Think of the Robotics season as a sports season. The beginning and end of the year are a bit like the off-season of, say, a football team. We sign up, sell merchandise at the Naples Grape Festival, and complete a few minor projects. The kickoff begins the six-and-a-half-week build season, which is like the intense training of a football team before they begin larger games against other schools. At the end of the build season, we have the competitions. Think of the competitions as a game whose rules and theme change every year. In these competitions, we go against many other schools from all over the country. Some of these schools are much larger than ours and have tens, even hundreds, of teachers and students on their team.
The theme of this year's competition was hinted at in a 52-second competition trailer released in September. The trailer depicts a teenage girl walking into a basement and finding a game machine, much like Pac-Man machines found in arcades. The game powers up and prompts her to insert a coin. When she does, the machine scans her into the game and she transforms into a pixel-style version of her on the screen. No one really knows for sure what the game's rules will be or what it will be about, but we do know for sure is that the competition will be called POWER UP, and its theme will probably revolve around 80's or 90's vintage games or pixels.

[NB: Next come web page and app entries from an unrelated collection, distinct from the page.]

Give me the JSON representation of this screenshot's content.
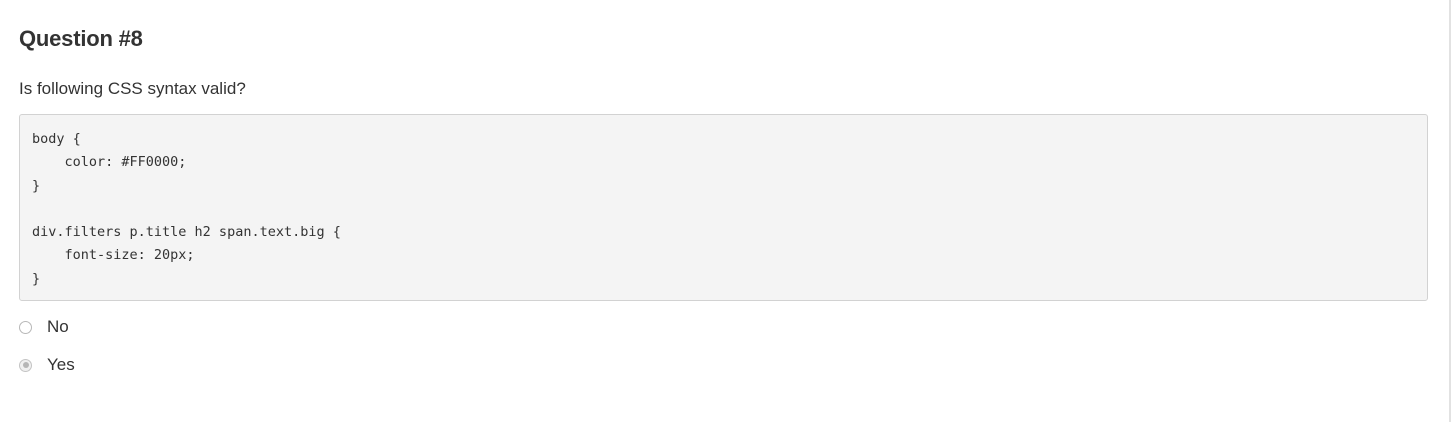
{
  "question": {
    "title": "Question #8",
    "text": "Is following CSS syntax valid?",
    "code": "body {\n    color: #FF0000;\n}\n\ndiv.filters p.title h2 span.text.big {\n    font-size: 20px;\n}"
  },
  "options": [
    {
      "label": "No",
      "selected": false
    },
    {
      "label": "Yes",
      "selected": true
    }
  ],
  "colors": {
    "text": "#333333",
    "code_background": "#f4f4f4",
    "code_border": "#d2d2d2"
  }
}
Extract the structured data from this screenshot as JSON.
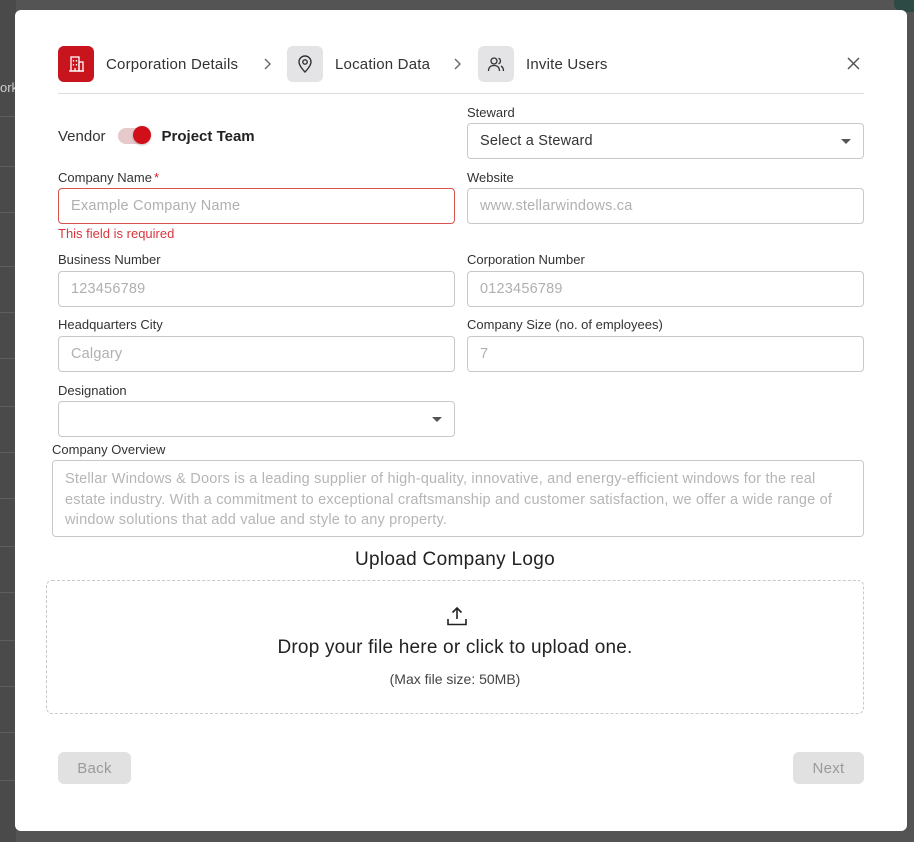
{
  "background": {
    "fragment_text": "ork"
  },
  "stepper": {
    "steps": [
      {
        "label": "Corporation Details",
        "icon": "building-icon",
        "active": true
      },
      {
        "label": "Location Data",
        "icon": "location-pin-icon",
        "active": false
      },
      {
        "label": "Invite Users",
        "icon": "users-icon",
        "active": false
      }
    ]
  },
  "toggle": {
    "left_label": "Vendor",
    "right_label": "Project Team",
    "selected": "Project Team"
  },
  "fields": {
    "steward": {
      "label": "Steward",
      "value": "Select a Steward"
    },
    "company_name": {
      "label": "Company Name",
      "required_mark": "*",
      "placeholder": "Example Company Name",
      "error": "This field is required"
    },
    "website": {
      "label": "Website",
      "placeholder": "www.stellarwindows.ca"
    },
    "business_number": {
      "label": "Business Number",
      "placeholder": "123456789"
    },
    "corporation_number": {
      "label": "Corporation Number",
      "placeholder": "0123456789"
    },
    "hq_city": {
      "label": "Headquarters City",
      "placeholder": "Calgary"
    },
    "company_size": {
      "label": "Company Size (no. of employees)",
      "placeholder": "7"
    },
    "designation": {
      "label": "Designation",
      "value": ""
    },
    "overview": {
      "label": "Company Overview",
      "placeholder": "Stellar Windows & Doors is a leading supplier of high-quality, innovative, and energy-efficient windows for the real estate industry. With a commitment to exceptional craftsmanship and customer satisfaction, we offer a wide range of window solutions that add value and style to any property."
    }
  },
  "upload": {
    "title": "Upload Company Logo",
    "drop_text": "Drop your file here or click to upload one.",
    "max_size": "(Max file size: 50MB)"
  },
  "buttons": {
    "back": "Back",
    "next": "Next"
  },
  "colors": {
    "accent": "#c8141c",
    "error": "#d9363e",
    "disabled": "#e1e1e1"
  }
}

The mecanum wheel is a wheel that can move in all directions due to the unique angle of its treads. Originally designed for use in military warehouses by cranes and similar machines, the mecanum is now often used in robots. For our robot design, we are using both mecanum wheels and smaller traction wheels. This compound design is called the Octocanum Drive. While not the most efficient of systems, we have found that it is the most reliable.

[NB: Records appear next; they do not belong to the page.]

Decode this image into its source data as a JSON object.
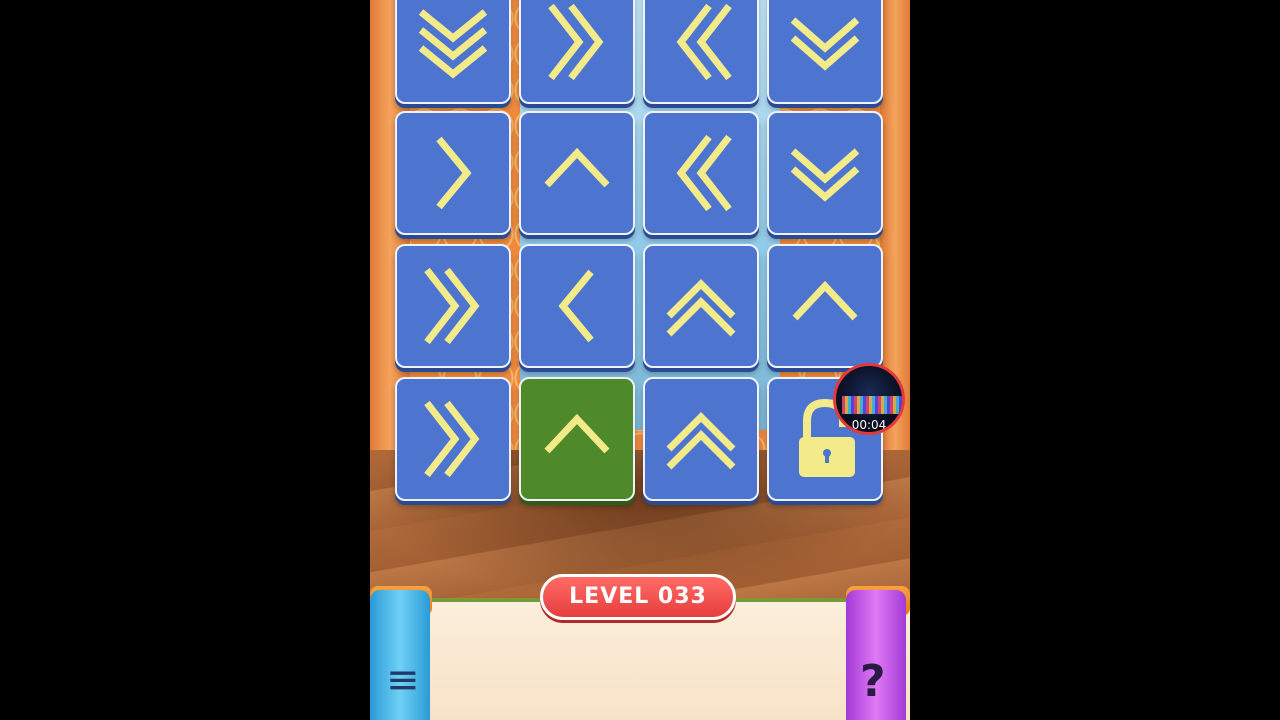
{
  "level": {
    "label": "LEVEL 033"
  },
  "timer": {
    "text": "00:04"
  },
  "tiles": [
    {
      "id": "r1c1",
      "icon": "triple-chevron-down-icon",
      "color": "blue"
    },
    {
      "id": "r1c2",
      "icon": "double-chevron-right-icon",
      "color": "blue"
    },
    {
      "id": "r1c3",
      "icon": "double-chevron-left-icon",
      "color": "blue"
    },
    {
      "id": "r1c4",
      "icon": "double-chevron-down-icon",
      "color": "blue"
    },
    {
      "id": "r2c1",
      "icon": "chevron-right-icon",
      "color": "blue"
    },
    {
      "id": "r2c2",
      "icon": "chevron-up-icon",
      "color": "blue"
    },
    {
      "id": "r2c3",
      "icon": "double-chevron-left-icon",
      "color": "blue"
    },
    {
      "id": "r2c4",
      "icon": "double-chevron-down-icon",
      "color": "blue"
    },
    {
      "id": "r3c1",
      "icon": "double-chevron-right-icon",
      "color": "blue"
    },
    {
      "id": "r3c2",
      "icon": "chevron-left-icon",
      "color": "blue"
    },
    {
      "id": "r3c3",
      "icon": "double-chevron-up-icon",
      "color": "blue"
    },
    {
      "id": "r3c4",
      "icon": "chevron-up-icon",
      "color": "blue"
    },
    {
      "id": "r4c1",
      "icon": "double-chevron-right-icon",
      "color": "blue"
    },
    {
      "id": "r4c2",
      "icon": "chevron-up-icon",
      "color": "green"
    },
    {
      "id": "r4c3",
      "icon": "double-chevron-up-icon",
      "color": "blue"
    },
    {
      "id": "r4c4",
      "icon": "padlock-open-icon",
      "color": "blue"
    }
  ],
  "buttons": {
    "menu_icon": "menu-icon",
    "help_icon": "question-mark-icon",
    "help_glyph": "?",
    "menu_glyph": "≡"
  },
  "colors": {
    "tile_blue": "#4d74cf",
    "tile_green": "#4f8a2a",
    "arrow_yellow": "#f3ea8a",
    "level_red": "#e63e3e"
  }
}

We chose to not participate in the Ra Cha Cha Ruckus this year due to unpreparedness. Instead the projects were changed to assemble a test drive train, participate in the Xylem Let's Solve Water competition, and to construct a telescope stand for the Earth Science teacher.

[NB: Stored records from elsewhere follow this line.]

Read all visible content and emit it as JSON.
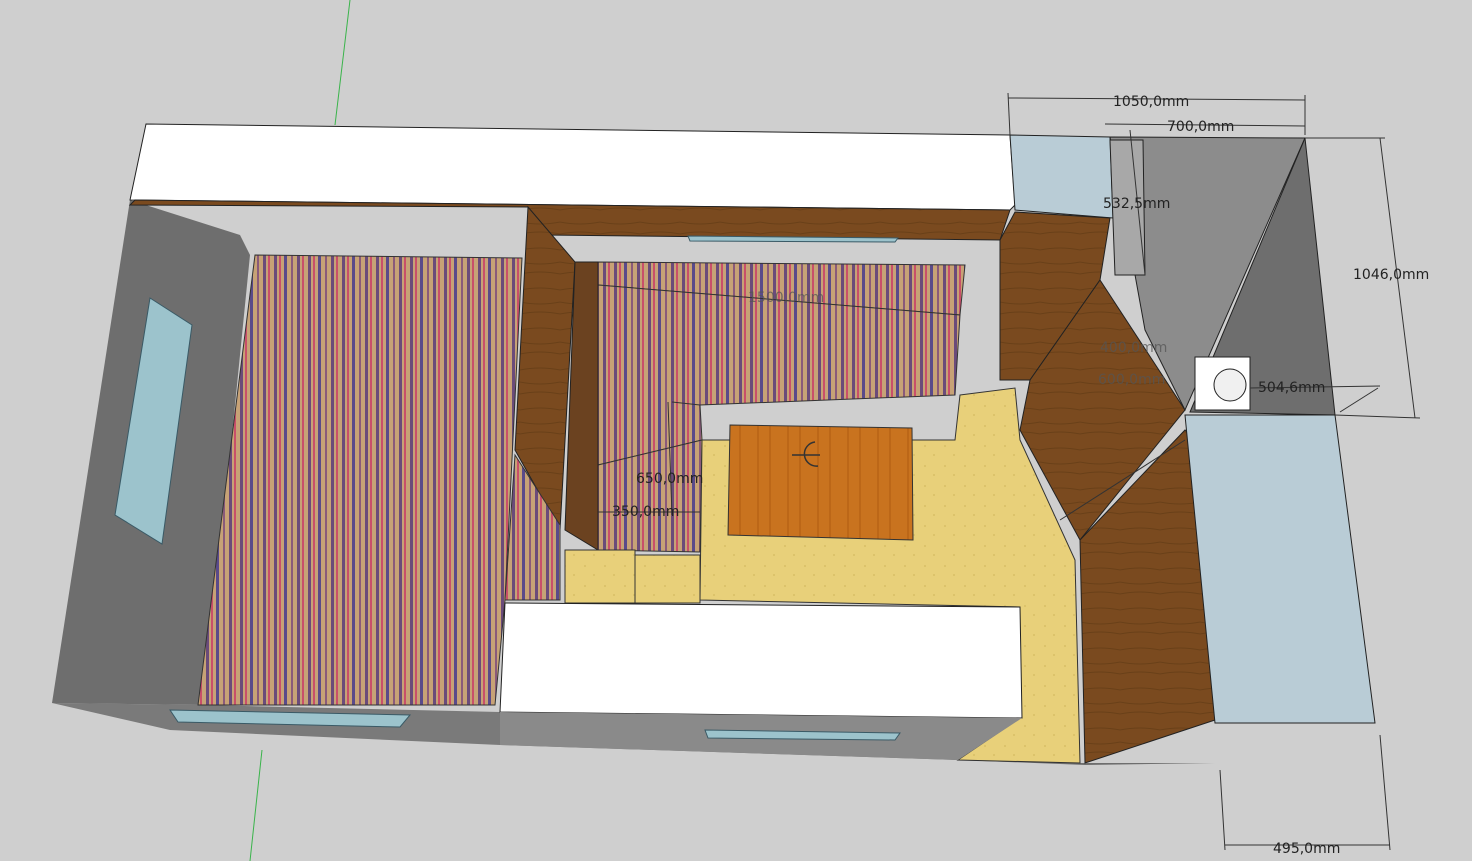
{
  "dimensions": {
    "d1050": "1050,0mm",
    "d700": "700,0mm",
    "d532": "532,5mm",
    "d1046": "1046,0mm",
    "d504": "504,6mm",
    "d495": "495,0mm",
    "d650": "650,0mm",
    "d350": "350,0mm",
    "d1500": "1500,0mm",
    "d400": "400,0mm",
    "d600": "600,0mm"
  },
  "colors": {
    "background": "#cfcfcf",
    "wall_top": "#ffffff",
    "wall_side": "#6e6e6e",
    "wood": "#7a4a1f",
    "floor": "#e8d07a",
    "glass": "#b9ccd6",
    "table": "#c9731f"
  }
}
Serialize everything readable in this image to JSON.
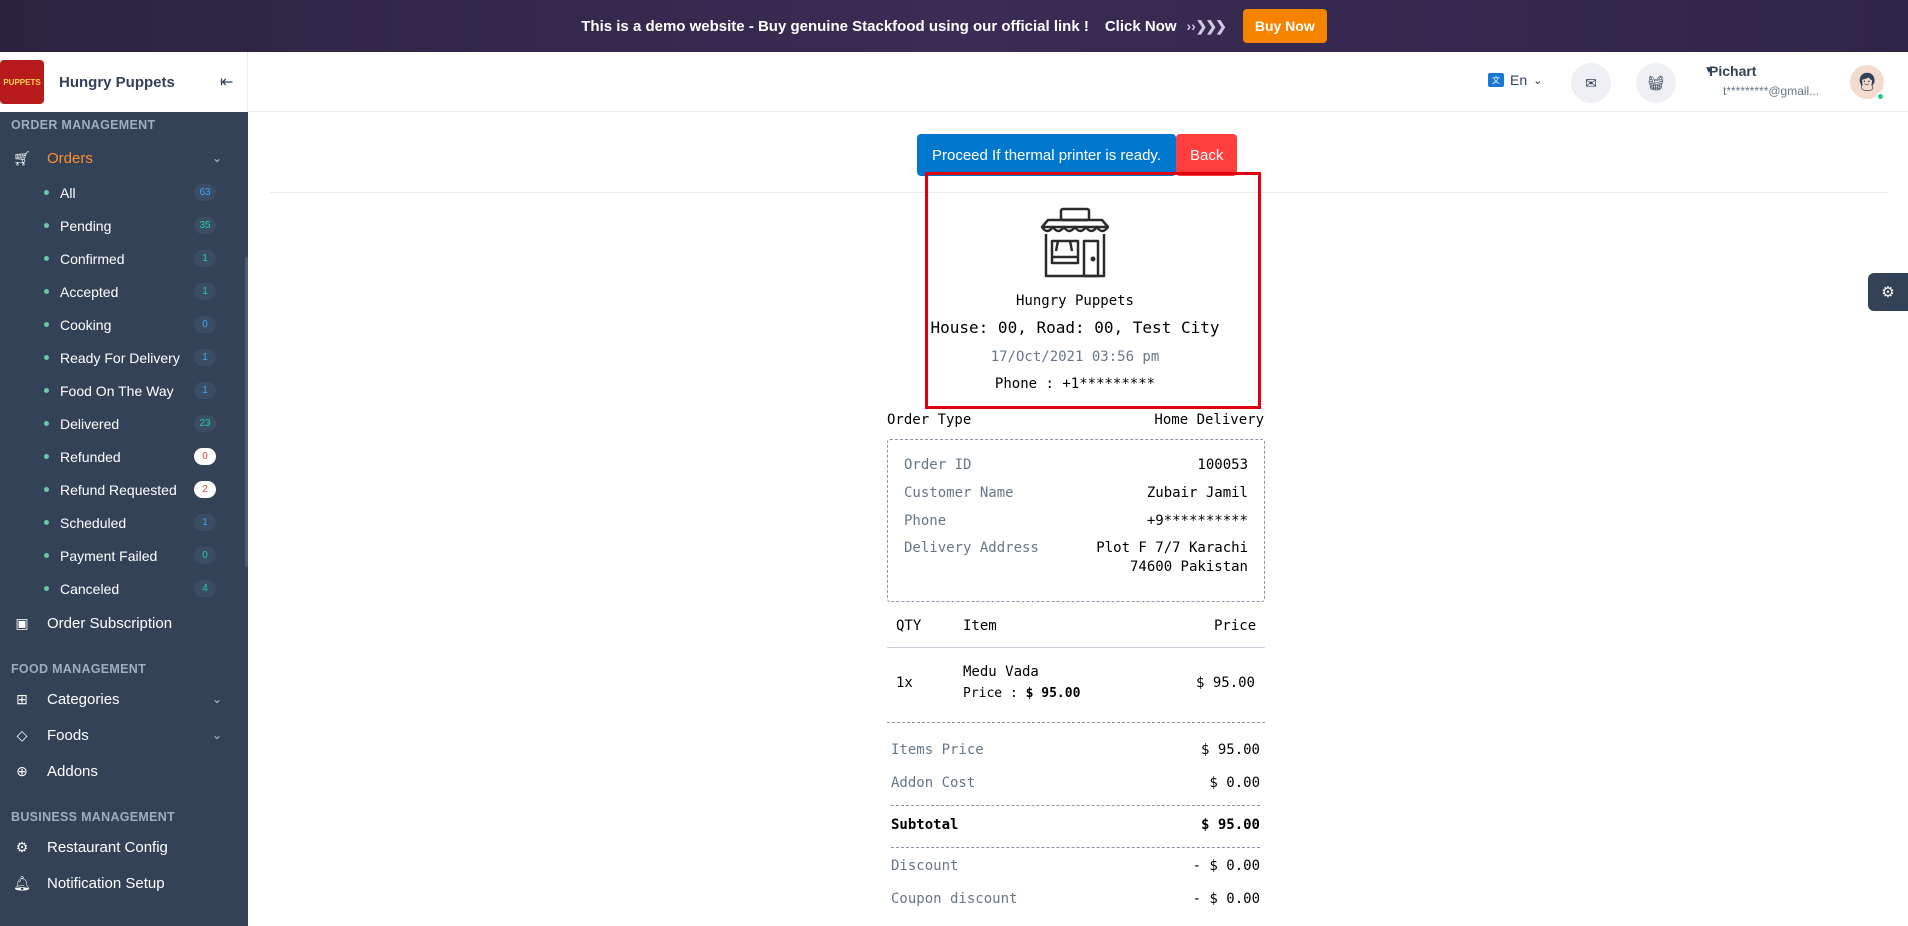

The Let's Solve Water this year had the toughest competition yet. Unfortunately, for the first time since the competition's creation, we did not win a prize.
The current projects for this off-season is to prepare for the Rah Cha Cha Ruckus this October and to come up with more efficient designs for storage.
Due to the outcome of the season the robot will be worked on for hopefully a better success at the ruckus. It will be a great learning experience for new members and practice for new drivers. Using the knowledge we learned from the season we will make a better robot for this off-season event.
We also want to develop a more efficient way to keep our batteries. The current design is dangerous, old, and confusing which is an old, flat-tired hand truck with an organizational box on it for the batteries. This design is unstable and unhelpful in keeping track of a battery's charge/condition.
The design for the robot was to have a high boiler shooter, rope climber, gear manipulator, and swerve drive. That design ended up being changed at competition slightly due to unknown problems.
After creating the swerve drive in the off-season, parts were easier to be tweaked and remade for the game season without as much testing in-season, but they did not work as tested in competition.
In the off-season, students developed a new drive train and worked on football manipulation.
Throughout the summer and into the school year, a group of students and mentors developed a new swerve drive to use in the upcoming competition. They mastered the design for the upcoming season.
Students also worked on football manipulation. Team members believed that the 2017 game would involve an american football due to the inclusion of dirigibles in the teaser. Students researched throwing and collecting techniques for the footballs and developed prototypes.
We also participated in the Let's Solve Water competition by Xylem and McQuaid High School. The competition was to build a water pump using a tiny given motor to pump water as high and as possible and to fill a gallon jug as fast as possible. Our centrifugal pump won the most ellegant design award.